> _What to produce_: Restate every entry word for word.

> _Source information_:
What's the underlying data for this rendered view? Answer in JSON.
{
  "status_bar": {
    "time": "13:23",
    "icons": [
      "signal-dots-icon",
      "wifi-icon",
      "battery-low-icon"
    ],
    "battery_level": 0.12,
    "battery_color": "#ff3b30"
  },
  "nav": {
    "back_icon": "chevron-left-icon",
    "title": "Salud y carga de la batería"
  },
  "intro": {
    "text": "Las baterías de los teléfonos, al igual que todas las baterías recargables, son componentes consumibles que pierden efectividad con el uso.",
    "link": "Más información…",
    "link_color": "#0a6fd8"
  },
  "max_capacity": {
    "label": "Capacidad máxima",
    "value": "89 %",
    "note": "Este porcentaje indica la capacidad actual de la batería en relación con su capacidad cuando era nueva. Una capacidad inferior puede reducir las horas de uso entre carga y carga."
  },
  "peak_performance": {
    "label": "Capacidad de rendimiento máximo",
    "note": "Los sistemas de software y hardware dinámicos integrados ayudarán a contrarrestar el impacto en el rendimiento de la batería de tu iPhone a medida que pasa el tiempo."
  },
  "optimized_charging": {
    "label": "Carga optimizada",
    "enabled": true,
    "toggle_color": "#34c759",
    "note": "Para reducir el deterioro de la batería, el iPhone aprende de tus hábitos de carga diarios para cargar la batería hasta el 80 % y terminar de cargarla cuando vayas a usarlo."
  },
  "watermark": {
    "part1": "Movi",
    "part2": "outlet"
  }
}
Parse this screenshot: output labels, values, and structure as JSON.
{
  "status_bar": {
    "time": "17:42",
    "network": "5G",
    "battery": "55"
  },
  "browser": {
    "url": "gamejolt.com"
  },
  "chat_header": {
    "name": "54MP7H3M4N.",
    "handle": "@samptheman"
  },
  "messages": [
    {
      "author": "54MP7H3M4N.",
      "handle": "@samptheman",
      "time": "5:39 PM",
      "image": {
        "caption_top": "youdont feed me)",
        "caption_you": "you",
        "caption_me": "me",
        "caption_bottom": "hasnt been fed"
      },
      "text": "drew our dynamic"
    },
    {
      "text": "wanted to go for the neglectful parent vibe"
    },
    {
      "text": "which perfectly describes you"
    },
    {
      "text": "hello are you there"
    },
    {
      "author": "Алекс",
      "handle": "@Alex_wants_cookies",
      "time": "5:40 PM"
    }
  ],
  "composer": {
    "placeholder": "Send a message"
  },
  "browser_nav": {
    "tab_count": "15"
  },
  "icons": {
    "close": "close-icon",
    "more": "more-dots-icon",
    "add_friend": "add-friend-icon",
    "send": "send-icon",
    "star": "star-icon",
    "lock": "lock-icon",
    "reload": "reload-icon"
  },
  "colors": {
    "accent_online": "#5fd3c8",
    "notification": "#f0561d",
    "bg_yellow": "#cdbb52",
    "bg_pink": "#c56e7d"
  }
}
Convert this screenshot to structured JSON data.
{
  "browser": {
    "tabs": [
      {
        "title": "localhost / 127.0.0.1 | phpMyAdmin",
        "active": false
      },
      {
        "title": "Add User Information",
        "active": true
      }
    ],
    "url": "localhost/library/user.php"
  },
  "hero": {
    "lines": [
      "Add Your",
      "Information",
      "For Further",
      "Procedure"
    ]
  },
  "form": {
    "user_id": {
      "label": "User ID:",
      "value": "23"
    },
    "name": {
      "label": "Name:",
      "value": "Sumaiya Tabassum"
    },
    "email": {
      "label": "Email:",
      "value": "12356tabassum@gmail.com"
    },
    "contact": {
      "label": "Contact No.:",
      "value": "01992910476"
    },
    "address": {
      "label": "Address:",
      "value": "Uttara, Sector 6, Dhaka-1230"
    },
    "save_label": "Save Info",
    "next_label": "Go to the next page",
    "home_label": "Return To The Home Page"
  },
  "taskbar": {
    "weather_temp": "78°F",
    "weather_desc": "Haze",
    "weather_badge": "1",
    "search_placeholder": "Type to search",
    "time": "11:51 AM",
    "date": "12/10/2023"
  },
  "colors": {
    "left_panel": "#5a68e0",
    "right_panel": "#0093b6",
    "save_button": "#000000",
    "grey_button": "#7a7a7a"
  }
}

> _Written response_:
What's the underlying data for this rendered view? Answer in JSON.
{
  "status_bar": {
    "time": "13:23",
    "icons": [
      "signal-dots-icon",
      "wifi-icon",
      "battery-low-icon"
    ],
    "battery_level": 0.12,
    "battery_color": "#ff3b30"
  },
  "nav": {
    "back_icon": "chevron-left-icon",
    "title": "Salud y carga de la batería"
  },
  "intro": {
    "text": "Las baterías de los teléfonos, al igual que todas las baterías recargables, son componentes consumibles que pierden efectividad con el uso.",
    "link": "Más información…",
    "link_color": "#0a6fd8"
  },
  "max_capacity": {
    "label": "Capacidad máxima",
    "value": "89 %",
    "note": "Este porcentaje indica la capacidad actual de la batería en relación con su capacidad cuando era nueva. Una capacidad inferior puede reducir las horas de uso entre carga y carga."
  },
  "peak_performance": {
    "label": "Capacidad de rendimiento máximo",
    "note": "Los sistemas de software y hardware dinámicos integrados ayudarán a contrarrestar el impacto en el rendimiento de la batería de tu iPhone a medida que pasa el tiempo."
  },
  "optimized_charging": {
    "label": "Carga optimizada",
    "enabled": true,
    "toggle_color": "#34c759",
    "note": "Para reducir el deterioro de la batería, el iPhone aprende de tus hábitos de carga diarios para cargar la batería hasta el 80 % y terminar de cargarla cuando vayas a usarlo."
  },
  "watermark": {
    "part1": "Movi",
    "part2": "outlet"
  }
}
Parse this screenshot: output labels, values, and structure as JSON.
{
  "status_bar": {
    "time": "17:42",
    "network": "5G",
    "battery": "55"
  },
  "browser": {
    "url": "gamejolt.com"
  },
  "chat_header": {
    "name": "54MP7H3M4N.",
    "handle": "@samptheman"
  },
  "messages": [
    {
      "author": "54MP7H3M4N.",
      "handle": "@samptheman",
      "time": "5:39 PM",
      "image": {
        "caption_top": "youdont feed me)",
        "caption_you": "you",
        "caption_me": "me",
        "caption_bottom": "hasnt been fed"
      },
      "text": "drew our dynamic"
    },
    {
      "text": "wanted to go for the neglectful parent vibe"
    },
    {
      "text": "which perfectly describes you"
    },
    {
      "text": "hello are you there"
    },
    {
      "author": "Алекс",
      "handle": "@Alex_wants_cookies",
      "time": "5:40 PM"
    }
  ],
  "composer": {
    "placeholder": "Send a message"
  },
  "browser_nav": {
    "tab_count": "15"
  },
  "icons": {
    "close": "close-icon",
    "more": "more-dots-icon",
    "add_friend": "add-friend-icon",
    "send": "send-icon",
    "star": "star-icon",
    "lock": "lock-icon",
    "reload": "reload-icon"
  },
  "colors": {
    "accent_online": "#5fd3c8",
    "notification": "#f0561d",
    "bg_yellow": "#cdbb52",
    "bg_pink": "#c56e7d"
  }
}
Convert this screenshot to structured JSON data.
{
  "browser": {
    "tabs": [
      {
        "title": "localhost / 127.0.0.1 | phpMyAdmin",
        "active": false
      },
      {
        "title": "Add User Information",
        "active": true
      }
    ],
    "url": "localhost/library/user.php"
  },
  "hero": {
    "lines": [
      "Add Your",
      "Information",
      "For Further",
      "Procedure"
    ]
  },
  "form": {
    "user_id": {
      "label": "User ID:",
      "value": "23"
    },
    "name": {
      "label": "Name:",
      "value": "Sumaiya Tabassum"
    },
    "email": {
      "label": "Email:",
      "value": "12356tabassum@gmail.com"
    },
    "contact": {
      "label": "Contact No.:",
      "value": "01992910476"
    },
    "address": {
      "label": "Address:",
      "value": "Uttara, Sector 6, Dhaka-1230"
    },
    "save_label": "Save Info",
    "next_label": "Go to the next page",
    "home_label": "Return To The Home Page"
  },
  "taskbar": {
    "weather_temp": "78°F",
    "weather_desc": "Haze",
    "weather_badge": "1",
    "search_placeholder": "Type to search",
    "time": "11:51 AM",
    "date": "12/10/2023"
  },
  "colors": {
    "left_panel": "#5a68e0",
    "right_panel": "#0093b6",
    "save_button": "#000000",
    "grey_button": "#7a7a7a"
  }
}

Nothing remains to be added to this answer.